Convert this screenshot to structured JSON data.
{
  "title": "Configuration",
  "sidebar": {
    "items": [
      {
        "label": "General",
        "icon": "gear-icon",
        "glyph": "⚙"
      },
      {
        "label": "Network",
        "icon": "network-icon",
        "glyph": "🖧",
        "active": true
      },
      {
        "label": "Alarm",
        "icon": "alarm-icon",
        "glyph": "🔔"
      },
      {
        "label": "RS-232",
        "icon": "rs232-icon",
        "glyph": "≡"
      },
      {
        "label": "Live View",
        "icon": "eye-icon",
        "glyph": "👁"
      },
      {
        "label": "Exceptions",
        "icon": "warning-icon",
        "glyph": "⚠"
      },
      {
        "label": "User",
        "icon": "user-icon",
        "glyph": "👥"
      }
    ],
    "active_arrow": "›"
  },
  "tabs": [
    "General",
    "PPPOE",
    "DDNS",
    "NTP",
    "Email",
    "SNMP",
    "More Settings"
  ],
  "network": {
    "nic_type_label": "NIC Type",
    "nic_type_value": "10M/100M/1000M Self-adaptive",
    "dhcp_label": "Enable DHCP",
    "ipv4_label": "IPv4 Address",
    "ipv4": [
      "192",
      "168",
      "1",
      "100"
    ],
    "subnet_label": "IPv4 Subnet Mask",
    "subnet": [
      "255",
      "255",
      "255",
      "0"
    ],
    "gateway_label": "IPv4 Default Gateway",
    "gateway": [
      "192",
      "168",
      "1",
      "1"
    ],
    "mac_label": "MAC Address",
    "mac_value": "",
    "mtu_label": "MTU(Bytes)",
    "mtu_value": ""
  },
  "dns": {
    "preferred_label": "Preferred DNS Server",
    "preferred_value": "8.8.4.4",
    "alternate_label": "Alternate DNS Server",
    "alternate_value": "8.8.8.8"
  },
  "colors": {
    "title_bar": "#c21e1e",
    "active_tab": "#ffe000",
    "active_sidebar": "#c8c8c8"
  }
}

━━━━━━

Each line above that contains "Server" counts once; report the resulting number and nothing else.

• YOUR RESPONSE: 2